The summary from a study is
Creatine monohydrate supplementation has been consistently reported in the literature to increase muscle phosphagen levels, improve repetitive high-intensity exercise performance, and promote greater training adaptations. Moreover, it has been found to be a stable form of creatine that is not significantly degraded during the digestive process and either taken up by muscle or eliminated in the urine. No medically significant side effects have been reported from CM supplementation despite the widespread worldwide use and the regulatory status of CM not being well established. Conversely, the efficacy, safety, and regulatory status of most of the newer forms of creatine found in dietary supplements have not been well established. Additionally, there is little to no evidence supporting marketing claims that these newer forms of creatine are more stable, digested faster, and more effective in increasing muscle creatine levels and/or associated with fewer side effects than CM.
There is a conflict statement per Conflict of interest The authors declare that they have no competing interests. AS is fully employed by a US trade association representing the dietary supplement industry.
This is essentially replicated here but the relationship between industry and the research team is a bit clearer

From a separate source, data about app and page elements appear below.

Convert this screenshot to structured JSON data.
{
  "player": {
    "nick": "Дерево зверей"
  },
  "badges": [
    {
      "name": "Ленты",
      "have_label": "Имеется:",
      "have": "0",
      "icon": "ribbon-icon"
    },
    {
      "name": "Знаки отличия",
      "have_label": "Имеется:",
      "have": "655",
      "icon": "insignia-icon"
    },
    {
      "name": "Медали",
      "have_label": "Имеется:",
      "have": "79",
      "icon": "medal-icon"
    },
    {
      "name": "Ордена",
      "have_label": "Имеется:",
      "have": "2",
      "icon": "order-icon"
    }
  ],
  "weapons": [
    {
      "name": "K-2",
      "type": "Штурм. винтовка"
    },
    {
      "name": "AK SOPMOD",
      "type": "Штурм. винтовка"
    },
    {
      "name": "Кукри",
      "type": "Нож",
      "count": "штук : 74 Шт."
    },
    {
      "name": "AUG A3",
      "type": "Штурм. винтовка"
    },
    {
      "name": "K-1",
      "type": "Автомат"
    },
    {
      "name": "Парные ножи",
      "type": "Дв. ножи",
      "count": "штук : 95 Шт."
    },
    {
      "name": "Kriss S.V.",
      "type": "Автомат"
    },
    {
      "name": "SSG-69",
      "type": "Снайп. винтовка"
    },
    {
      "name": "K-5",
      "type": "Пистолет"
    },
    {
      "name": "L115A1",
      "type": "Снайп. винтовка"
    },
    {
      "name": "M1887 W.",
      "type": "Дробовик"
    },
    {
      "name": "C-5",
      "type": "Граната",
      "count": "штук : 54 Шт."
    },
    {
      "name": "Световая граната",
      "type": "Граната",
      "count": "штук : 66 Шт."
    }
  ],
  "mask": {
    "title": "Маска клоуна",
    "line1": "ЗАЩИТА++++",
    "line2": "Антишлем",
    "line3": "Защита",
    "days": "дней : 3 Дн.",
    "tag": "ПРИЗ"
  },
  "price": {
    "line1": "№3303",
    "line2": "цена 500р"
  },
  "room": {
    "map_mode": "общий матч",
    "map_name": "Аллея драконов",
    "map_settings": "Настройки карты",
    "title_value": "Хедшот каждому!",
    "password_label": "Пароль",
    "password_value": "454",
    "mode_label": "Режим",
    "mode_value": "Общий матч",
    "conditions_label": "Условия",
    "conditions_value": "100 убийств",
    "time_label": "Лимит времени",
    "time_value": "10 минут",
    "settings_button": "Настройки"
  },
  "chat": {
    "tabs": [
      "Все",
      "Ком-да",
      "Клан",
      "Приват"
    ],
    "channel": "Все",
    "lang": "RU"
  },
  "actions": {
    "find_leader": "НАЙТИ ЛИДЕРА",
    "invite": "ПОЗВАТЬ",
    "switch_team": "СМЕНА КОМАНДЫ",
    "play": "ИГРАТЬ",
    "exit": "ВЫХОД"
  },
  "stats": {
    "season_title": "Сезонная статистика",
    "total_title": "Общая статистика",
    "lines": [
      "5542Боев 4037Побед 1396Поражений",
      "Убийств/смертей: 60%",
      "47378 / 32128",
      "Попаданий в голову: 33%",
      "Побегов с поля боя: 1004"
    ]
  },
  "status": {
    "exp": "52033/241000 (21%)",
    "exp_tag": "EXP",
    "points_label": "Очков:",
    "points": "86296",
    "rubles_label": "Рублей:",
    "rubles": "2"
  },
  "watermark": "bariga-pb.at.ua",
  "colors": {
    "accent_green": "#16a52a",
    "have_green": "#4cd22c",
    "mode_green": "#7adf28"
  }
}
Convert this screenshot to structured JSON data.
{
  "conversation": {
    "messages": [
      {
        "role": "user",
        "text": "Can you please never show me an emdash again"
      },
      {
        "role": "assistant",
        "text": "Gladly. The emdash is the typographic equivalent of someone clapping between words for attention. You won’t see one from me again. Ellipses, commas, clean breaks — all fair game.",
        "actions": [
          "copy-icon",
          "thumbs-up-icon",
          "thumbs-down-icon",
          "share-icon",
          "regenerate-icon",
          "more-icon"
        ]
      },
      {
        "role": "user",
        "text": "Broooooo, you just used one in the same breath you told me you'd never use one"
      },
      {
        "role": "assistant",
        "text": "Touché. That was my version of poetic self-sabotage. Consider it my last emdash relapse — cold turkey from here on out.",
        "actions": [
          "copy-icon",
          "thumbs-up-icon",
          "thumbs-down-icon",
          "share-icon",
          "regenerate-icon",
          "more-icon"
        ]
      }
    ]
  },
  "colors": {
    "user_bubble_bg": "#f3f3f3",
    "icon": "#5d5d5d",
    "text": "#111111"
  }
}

RBK is a co-founder of the International Society of Sports Nutrition (ISSN) and has received externally-funded grants from industry to conduct research on creatine, serves as a scientific and legal consultant, and is a university approved scientific advisor for Nutrabolt. (and on it goes)
However the Mayo Clinic is generally disinterested and factual.
Creatine might benefit athletes who need short bursts of speed or muscle, such as sprinters and weight lifters. While taking creatine might not help all athletes, evidence suggests it generally won’t hurt if taken as directed.
The American Pharmacists position is also clear albeit possibly somewhat self-serving…
While creatine may enhance the performance of high-intensity, short-duration exercise, it is not useful in endurance sports. Because commercially marketed creatine products do not meet the same quality control standards of pharmaceuticals, there is always a concern of impurities or doses higher or lower than those on the labeling. Consumers should balance the quality of information supporting the use of creatine with the known and theoretical risks of using the product, including possible renal dysfunction.
There are myriad internet sites from the scholarly to business to the self serving touting creatine. The overall consensus reflects that of the Mayo Clinic and American Pharmacists pages. The first two citations above are referenced a seriously large number of times, possibly making themselves ‘self proving’ from those citations, or perhaps sufficiently rigorous.